Electrical responses of smooth muscle cells during cholinergic vasodilation in the rabbit saphenous artery.

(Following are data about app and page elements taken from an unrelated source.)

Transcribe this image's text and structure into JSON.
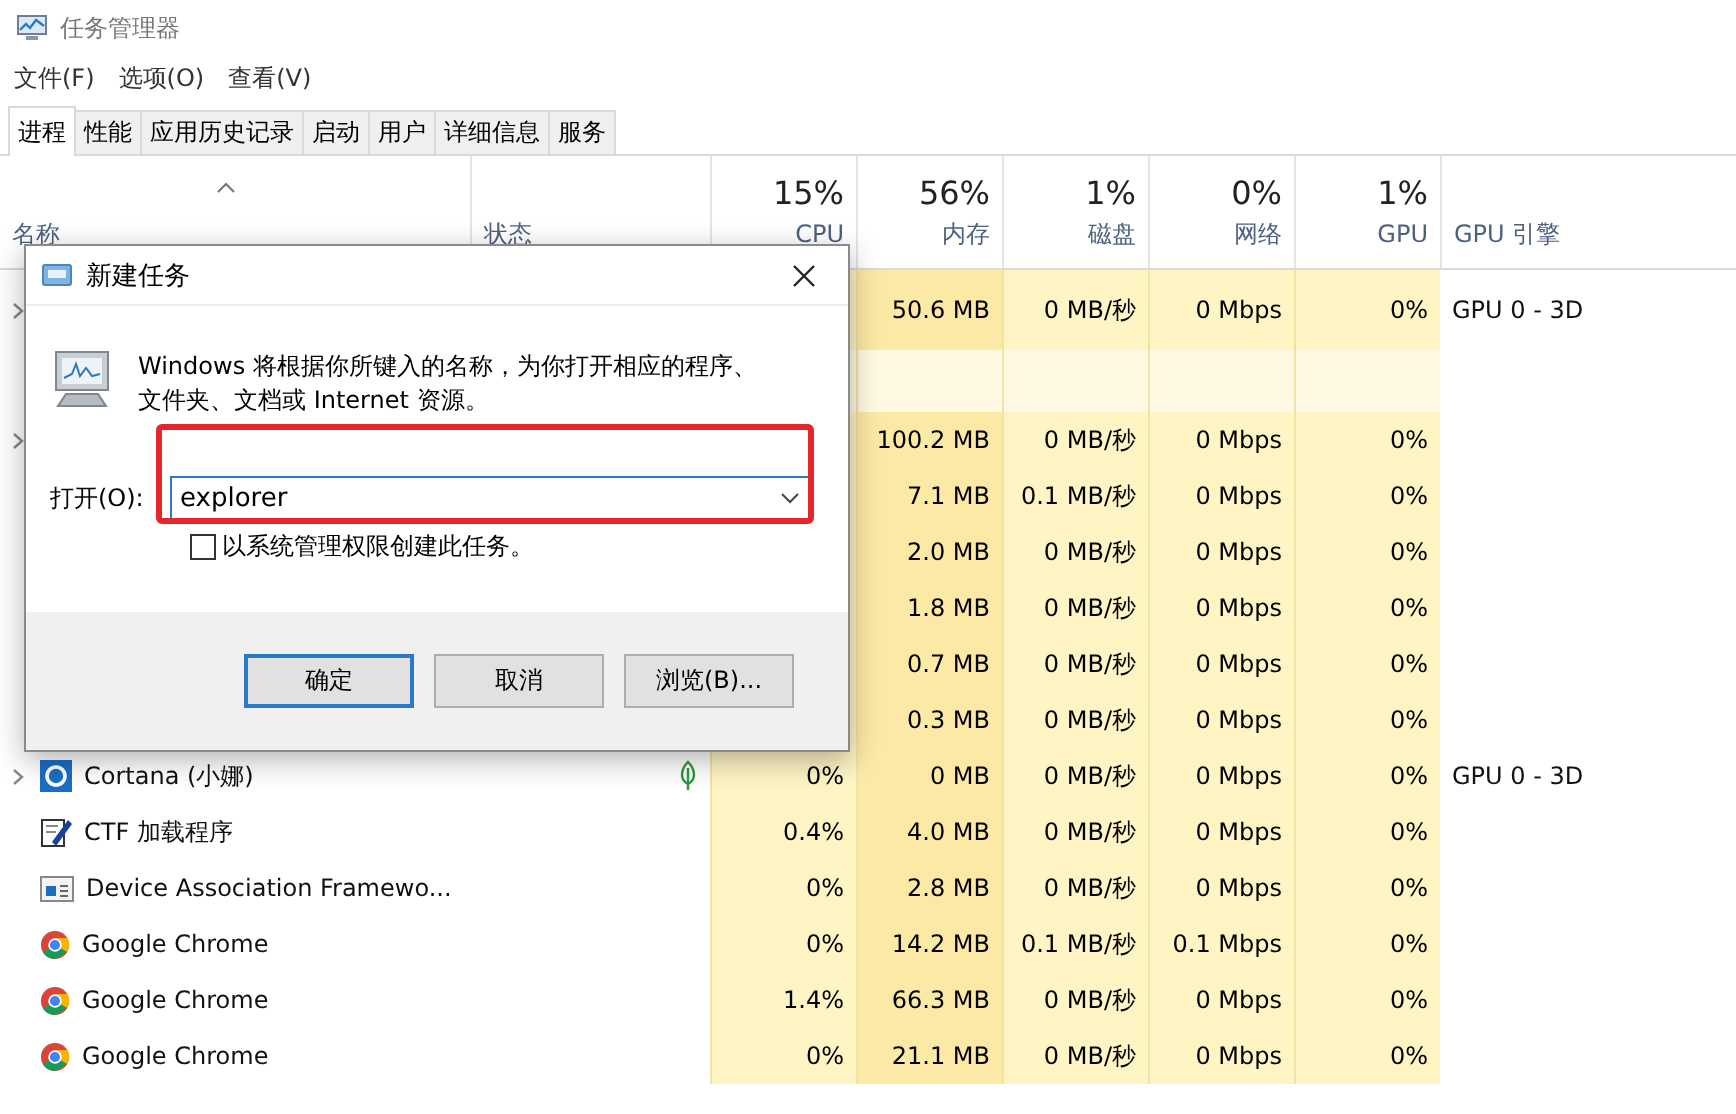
{
  "window": {
    "title": "任务管理器"
  },
  "menu": [
    "文件(F)",
    "选项(O)",
    "查看(V)"
  ],
  "tabs": [
    {
      "label": "进程",
      "selected": true
    },
    {
      "label": "性能",
      "selected": false
    },
    {
      "label": "应用历史记录",
      "selected": false
    },
    {
      "label": "启动",
      "selected": false
    },
    {
      "label": "用户",
      "selected": false
    },
    {
      "label": "详细信息",
      "selected": false
    },
    {
      "label": "服务",
      "selected": false
    }
  ],
  "table": {
    "columns": [
      {
        "label": "名称"
      },
      {
        "label": "状态"
      },
      {
        "percent": "15%",
        "label": "CPU"
      },
      {
        "percent": "56%",
        "label": "内存"
      },
      {
        "percent": "1%",
        "label": "磁盘"
      },
      {
        "percent": "0%",
        "label": "网络"
      },
      {
        "percent": "1%",
        "label": "GPU"
      },
      {
        "label": "GPU 引擎"
      }
    ],
    "rows": [
      {
        "kind": "process",
        "expandable": true,
        "mem": "50.6 MB",
        "disk": "0 MB/秒",
        "net": "0 Mbps",
        "gpu": "0%",
        "engine": "GPU 0 - 3D"
      },
      {
        "kind": "group"
      },
      {
        "kind": "process",
        "expandable": true,
        "mem": "100.2 MB",
        "disk": "0 MB/秒",
        "net": "0 Mbps",
        "gpu": "0%"
      },
      {
        "kind": "process",
        "expandable": false,
        "mem": "7.1 MB",
        "disk": "0.1 MB/秒",
        "net": "0 Mbps",
        "gpu": "0%"
      },
      {
        "kind": "process",
        "expandable": false,
        "mem": "2.0 MB",
        "disk": "0 MB/秒",
        "net": "0 Mbps",
        "gpu": "0%"
      },
      {
        "kind": "process",
        "expandable": false,
        "mem": "1.8 MB",
        "disk": "0 MB/秒",
        "net": "0 Mbps",
        "gpu": "0%"
      },
      {
        "kind": "process",
        "expandable": false,
        "mem": "0.7 MB",
        "disk": "0 MB/秒",
        "net": "0 Mbps",
        "gpu": "0%"
      },
      {
        "kind": "process",
        "expandable": false,
        "mem": "0.3 MB",
        "disk": "0 MB/秒",
        "net": "0 Mbps",
        "gpu": "0%"
      },
      {
        "kind": "cortana",
        "expandable": true,
        "name": "Cortana (小娜)",
        "suspended": true,
        "cpu": "0%",
        "mem": "0 MB",
        "disk": "0 MB/秒",
        "net": "0 Mbps",
        "gpu": "0%",
        "engine": "GPU 0 - 3D"
      },
      {
        "kind": "ctf",
        "expandable": false,
        "name": "CTF 加载程序",
        "suspended": false,
        "cpu": "0.4%",
        "mem": "4.0 MB",
        "disk": "0 MB/秒",
        "net": "0 Mbps",
        "gpu": "0%"
      },
      {
        "kind": "window",
        "expandable": false,
        "name": "Device Association Framewo...",
        "suspended": false,
        "cpu": "0%",
        "mem": "2.8 MB",
        "disk": "0 MB/秒",
        "net": "0 Mbps",
        "gpu": "0%"
      },
      {
        "kind": "chrome",
        "expandable": false,
        "name": "Google Chrome",
        "suspended": false,
        "cpu": "0%",
        "mem": "14.2 MB",
        "disk": "0.1 MB/秒",
        "net": "0.1 Mbps",
        "gpu": "0%"
      },
      {
        "kind": "chrome",
        "expandable": false,
        "name": "Google Chrome",
        "suspended": false,
        "cpu": "1.4%",
        "mem": "66.3 MB",
        "disk": "0 MB/秒",
        "net": "0 Mbps",
        "gpu": "0%"
      },
      {
        "kind": "chrome",
        "expandable": false,
        "name": "Google Chrome",
        "suspended": false,
        "cpu": "0%",
        "mem": "21.1 MB",
        "disk": "0 MB/秒",
        "net": "0 Mbps",
        "gpu": "0%"
      }
    ]
  },
  "dialog": {
    "title": "新建任务",
    "message": "Windows 将根据你所键入的名称，为你打开相应的程序、文件夹、文档或 Internet 资源。",
    "open_label": "打开(O):",
    "open_value": "explorer",
    "admin_checkbox": {
      "label": "以系统管理权限创建此任务。",
      "checked": false
    },
    "buttons": [
      {
        "label": "确定",
        "default": true
      },
      {
        "label": "取消",
        "default": false
      },
      {
        "label": "浏览(B)...",
        "default": false
      }
    ]
  }
}
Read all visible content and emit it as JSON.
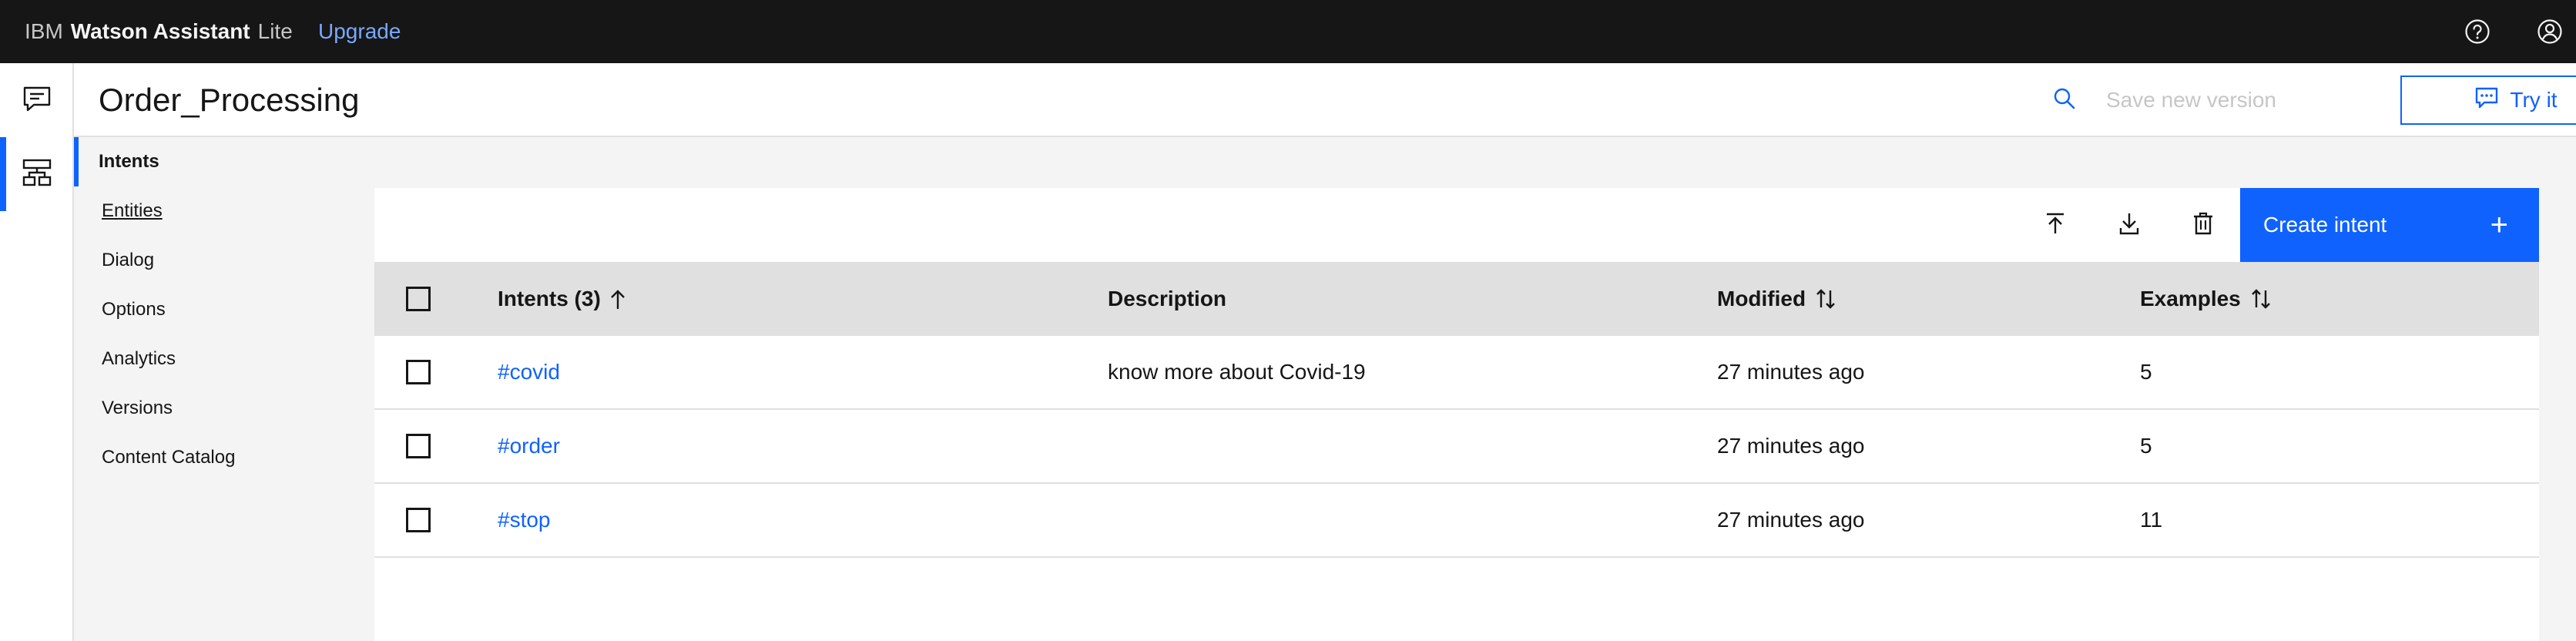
{
  "app": {
    "brand_ibm": "IBM",
    "brand_product": "Watson Assistant",
    "brand_plan": "Lite",
    "upgrade_label": "Upgrade"
  },
  "header": {
    "title": "Order_Processing",
    "save_version_label": "Save new version",
    "try_it_label": "Try it"
  },
  "subnav": {
    "items": [
      {
        "label": "Intents"
      },
      {
        "label": "Entities"
      },
      {
        "label": "Dialog"
      },
      {
        "label": "Options"
      },
      {
        "label": "Analytics"
      },
      {
        "label": "Versions"
      },
      {
        "label": "Content Catalog"
      }
    ]
  },
  "toolbar": {
    "create_label": "Create intent",
    "create_icon": "+"
  },
  "table": {
    "headers": {
      "intents": "Intents (3)",
      "description": "Description",
      "modified": "Modified",
      "examples": "Examples"
    },
    "rows": [
      {
        "intent": "#covid",
        "description": "know more about Covid-19",
        "modified": "27 minutes ago",
        "examples": "5"
      },
      {
        "intent": "#order",
        "description": "",
        "modified": "27 minutes ago",
        "examples": "5"
      },
      {
        "intent": "#stop",
        "description": "",
        "modified": "27 minutes ago",
        "examples": "11"
      }
    ]
  },
  "icons": {
    "help": "help-icon",
    "user": "user-avatar-icon",
    "rail_assistant": "chat-icon",
    "rail_skills": "skills-tree-icon",
    "search": "search-icon",
    "upload": "upload-icon",
    "download": "download-icon",
    "delete": "trash-icon"
  },
  "colors": {
    "accent": "#0f62fe",
    "topbar": "#161616",
    "link": "#0f62fe"
  }
}
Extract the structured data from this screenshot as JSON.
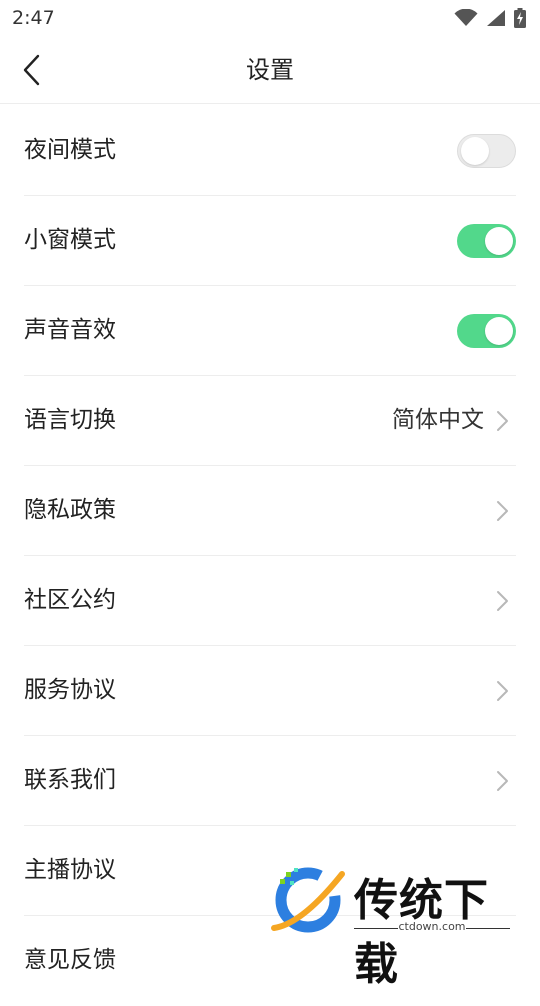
{
  "status_bar": {
    "time": "2:47"
  },
  "header": {
    "title": "设置"
  },
  "settings": {
    "night_mode": {
      "label": "夜间模式",
      "enabled": false
    },
    "mini_window": {
      "label": "小窗模式",
      "enabled": true
    },
    "sound_effects": {
      "label": "声音音效",
      "enabled": true
    },
    "language": {
      "label": "语言切换",
      "value": "简体中文"
    },
    "privacy_policy": {
      "label": "隐私政策"
    },
    "community_rules": {
      "label": "社区公约"
    },
    "service_agreement": {
      "label": "服务协议"
    },
    "contact_us": {
      "label": "联系我们"
    },
    "streamer_agreement": {
      "label": "主播协议"
    },
    "feedback": {
      "label": "意见反馈"
    }
  },
  "watermark": {
    "brand": "传统下载",
    "url": "ctdown.com"
  },
  "colors": {
    "toggle_on": "#52d88b",
    "toggle_off": "#ececec",
    "divider": "#ededed"
  },
  "icons": [
    "wifi-icon",
    "cell-signal-icon",
    "battery-charging-icon",
    "back-arrow-icon",
    "chevron-right-icon"
  ]
}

Isolated smooth muscle tissues of the rabbit saphenous artery precontracted with norepinephrine (NE) were relaxed by acetylcholine (ACh, greater than 10(-7) M) or oxotremorine (greater than 10(-7) M), through the activation of muscarinic receptors, only when the endothelial cells were intact. ACh (greater than 10(-7) M) transiently hyperpolarized the membrane (1-4 minutes) with an associated decrease in the membrane resistance, either in the presence or absence of NE, and these changes ceased during the continuous application of ACh. The ACh-induced transient hyperpolarization was not generated after mechanically removing the endothelium or by treatment with atropine. Oxotremorine (up to 10(-5) M) did not alter the membrane potential in the presence or absence of the endothelium. NE (10(-6) M) depolarized the smooth muscle membrane, which remained unchanged by additional application of ACh or oxotremorine for more than 5 minutes, or after removal of the endothelium. The excitatory junction potential generated by perivascular nerve stimulation was inhibited by ACh (greater than 10(-9) M) or oxotremorine (greater than 10(-9) M) in a concentration-dependent manner. These inhibitory actions of ACh or oxotremorine were blocked by atropine but were not affected by removal of the endothelial cells. These results suggest that the inhibitory actions of muscarinic agonists on electrical responses of smooth muscle cells of the rabbit saphenous artery were mainly indirect, i.e., a release of inhibitory substances from the endothelial cells and the inhibition of adrenergic transmission. The former required higher concentrations of ACh or oxotremorine, thereby suggesting that the latter may be more important for vasodilation related to cholinergic mechanisms.
- Copyright © 1987 by American Heart Association